■ What to work on: Collect each line of the entries that holds the string "fortification".

■ Records supplied:

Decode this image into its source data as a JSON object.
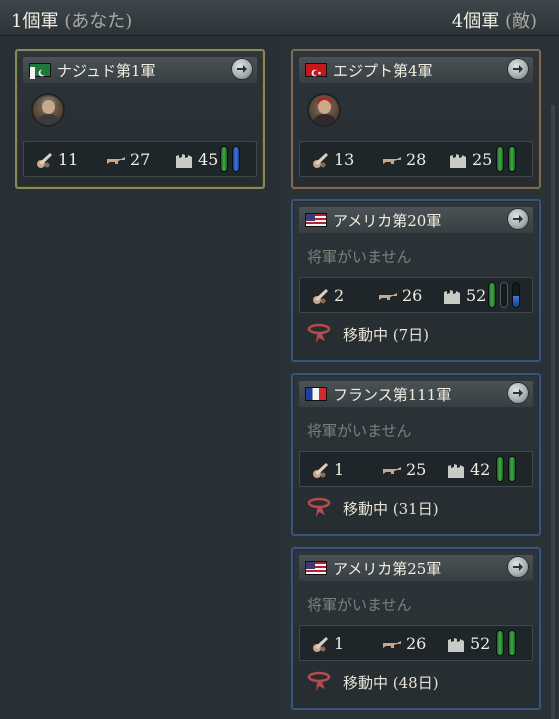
{
  "header": {
    "own_count": "1個軍",
    "own_label": "(あなた)",
    "enemy_count": "4個軍",
    "enemy_label": "(敵)"
  },
  "own_armies": [
    {
      "name": "ナジュド第1軍",
      "flag_icon": "nejd-flag-icon",
      "general": "portrait",
      "stats": {
        "artillery": "11",
        "infantry": "27",
        "fortification": "45"
      },
      "bars": [
        "green",
        "blue"
      ]
    }
  ],
  "enemy_armies": [
    {
      "name": "エジプト第4軍",
      "flag_icon": "egypt-flag-icon",
      "general": "portrait",
      "stats": {
        "artillery": "13",
        "infantry": "28",
        "fortification": "25"
      },
      "bars": [
        "green",
        "green"
      ]
    },
    {
      "name": "アメリカ第20軍",
      "flag_icon": "usa-flag-icon",
      "no_general": "将軍がいません",
      "stats": {
        "artillery": "2",
        "infantry": "26",
        "fortification": "52"
      },
      "bars": [
        "green",
        "empty",
        "blue-partial"
      ],
      "status": "移動中 (7日)"
    },
    {
      "name": "フランス第111軍",
      "flag_icon": "france-flag-icon",
      "no_general": "将軍がいません",
      "stats": {
        "artillery": "1",
        "infantry": "25",
        "fortification": "42"
      },
      "bars": [
        "green",
        "green"
      ],
      "status": "移動中 (31日)"
    },
    {
      "name": "アメリカ第25軍",
      "flag_icon": "usa-flag-icon",
      "no_general": "将軍がいません",
      "stats": {
        "artillery": "1",
        "infantry": "26",
        "fortification": "52"
      },
      "bars": [
        "green",
        "green"
      ],
      "status": "移動中 (48日)"
    }
  ],
  "colors": {
    "own_border": "#8a8a58",
    "egypt_border": "#7f6a55",
    "moving_border": "#37557d",
    "text": "#f1ede0",
    "muted": "#7d817b"
  }
}
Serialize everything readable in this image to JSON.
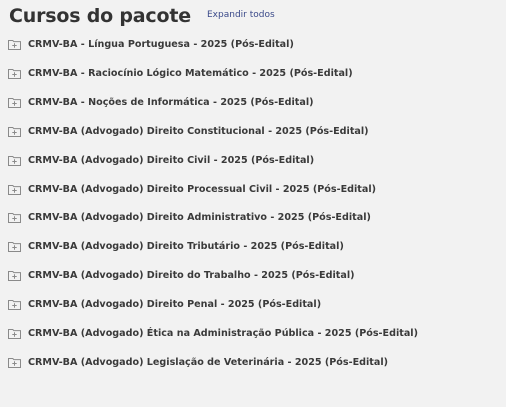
{
  "header": {
    "title": "Cursos do pacote",
    "expand_label": "Expandir todos"
  },
  "courses": [
    {
      "label": "CRMV-BA - Língua Portuguesa - 2025 (Pós-Edital)",
      "icon": "folder-plus-icon"
    },
    {
      "label": "CRMV-BA - Raciocínio Lógico Matemático - 2025 (Pós-Edital)",
      "icon": "folder-plus-icon"
    },
    {
      "label": "CRMV-BA - Noções de Informática - 2025 (Pós-Edital)",
      "icon": "folder-plus-icon"
    },
    {
      "label": "CRMV-BA (Advogado) Direito Constitucional - 2025 (Pós-Edital)",
      "icon": "folder-plus-icon"
    },
    {
      "label": "CRMV-BA (Advogado) Direito Civil - 2025 (Pós-Edital)",
      "icon": "folder-plus-icon"
    },
    {
      "label": "CRMV-BA (Advogado) Direito Processual Civil - 2025 (Pós-Edital)",
      "icon": "folder-plus-icon"
    },
    {
      "label": "CRMV-BA (Advogado) Direito Administrativo - 2025 (Pós-Edital)",
      "icon": "folder-plus-icon"
    },
    {
      "label": "CRMV-BA (Advogado) Direito Tributário - 2025 (Pós-Edital)",
      "icon": "folder-plus-icon"
    },
    {
      "label": "CRMV-BA (Advogado) Direito do Trabalho - 2025 (Pós-Edital)",
      "icon": "folder-plus-icon"
    },
    {
      "label": "CRMV-BA (Advogado) Direito Penal - 2025 (Pós-Edital)",
      "icon": "folder-plus-icon"
    },
    {
      "label": "CRMV-BA (Advogado) Ética na Administração Pública - 2025 (Pós-Edital)",
      "icon": "folder-plus-icon"
    },
    {
      "label": "CRMV-BA (Advogado) Legislação de Veterinária - 2025 (Pós-Edital)",
      "icon": "folder-plus-icon"
    }
  ],
  "colors": {
    "background": "#f2f2f2",
    "text": "#333333",
    "link": "#3b4a8a",
    "icon": "#8a8a8a"
  }
}
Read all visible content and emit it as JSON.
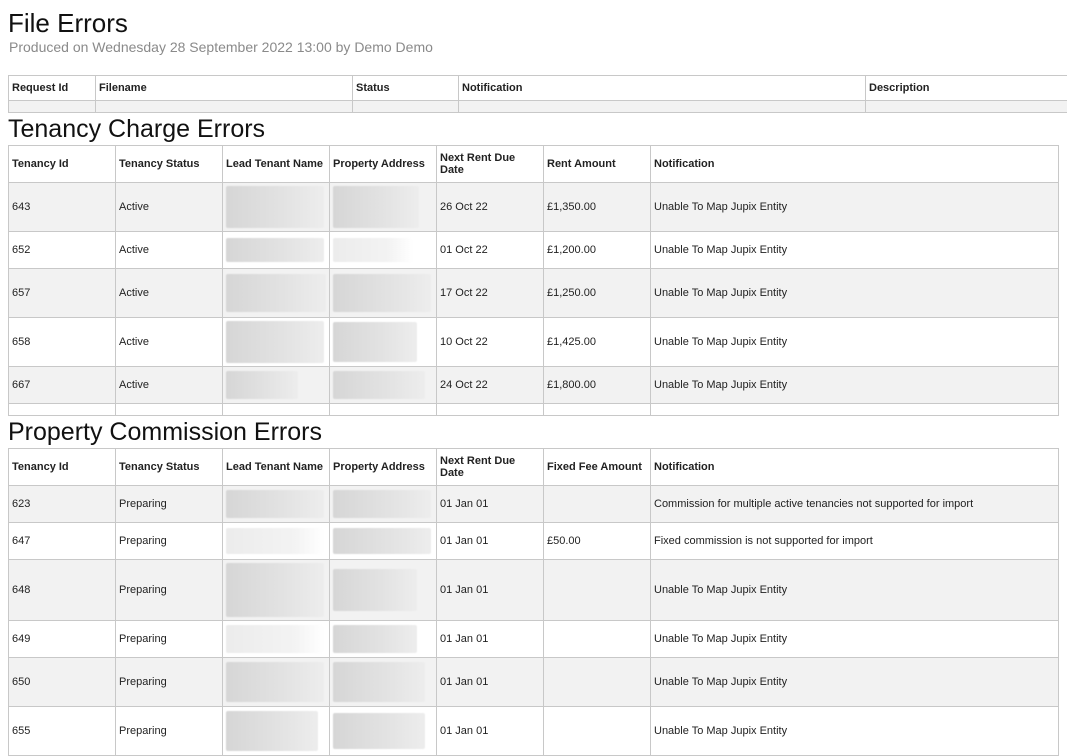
{
  "page": {
    "title": "File Errors",
    "subtitle": "Produced on Wednesday 28 September 2022 13:00 by Demo Demo"
  },
  "file_errors": {
    "columns": [
      "Request Id",
      "Filename",
      "Status",
      "Notification",
      "Description"
    ]
  },
  "tenancy_charge": {
    "title": "Tenancy Charge Errors",
    "columns": [
      "Tenancy Id",
      "Tenancy Status",
      "Lead Tenant Name",
      "Property Address",
      "Next Rent Due Date",
      "Rent Amount",
      "Notification"
    ],
    "rows": [
      {
        "id": "643",
        "status": "Active",
        "due": "26 Oct 22",
        "amount": "£1,350.00",
        "notification": "Unable To Map Jupix Entity"
      },
      {
        "id": "652",
        "status": "Active",
        "due": "01 Oct 22",
        "amount": "£1,200.00",
        "notification": "Unable To Map Jupix Entity"
      },
      {
        "id": "657",
        "status": "Active",
        "due": "17 Oct 22",
        "amount": "£1,250.00",
        "notification": "Unable To Map Jupix Entity"
      },
      {
        "id": "658",
        "status": "Active",
        "due": "10 Oct 22",
        "amount": "£1,425.00",
        "notification": "Unable To Map Jupix Entity"
      },
      {
        "id": "667",
        "status": "Active",
        "due": "24 Oct 22",
        "amount": "£1,800.00",
        "notification": "Unable To Map Jupix Entity"
      }
    ]
  },
  "property_commission": {
    "title": "Property Commission Errors",
    "columns": [
      "Tenancy Id",
      "Tenancy Status",
      "Lead Tenant Name",
      "Property Address",
      "Next Rent Due Date",
      "Fixed Fee Amount",
      "Notification"
    ],
    "rows": [
      {
        "id": "623",
        "status": "Preparing",
        "due": "01 Jan 01",
        "amount": "",
        "notification": "Commission for multiple active tenancies not supported for import"
      },
      {
        "id": "647",
        "status": "Preparing",
        "due": "01 Jan 01",
        "amount": "£50.00",
        "notification": "Fixed commission is not supported for import"
      },
      {
        "id": "648",
        "status": "Preparing",
        "due": "01 Jan 01",
        "amount": "",
        "notification": "Unable To Map Jupix Entity"
      },
      {
        "id": "649",
        "status": "Preparing",
        "due": "01 Jan 01",
        "amount": "",
        "notification": "Unable To Map Jupix Entity"
      },
      {
        "id": "650",
        "status": "Preparing",
        "due": "01 Jan 01",
        "amount": "",
        "notification": "Unable To Map Jupix Entity"
      },
      {
        "id": "655",
        "status": "Preparing",
        "due": "01 Jan 01",
        "amount": "",
        "notification": "Unable To Map Jupix Entity"
      }
    ]
  }
}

■ Task solution:
        "fortification": "45"
        "fortification": "25"
        "fortification": "52"
        "fortification": "42"
        "fortification": "52"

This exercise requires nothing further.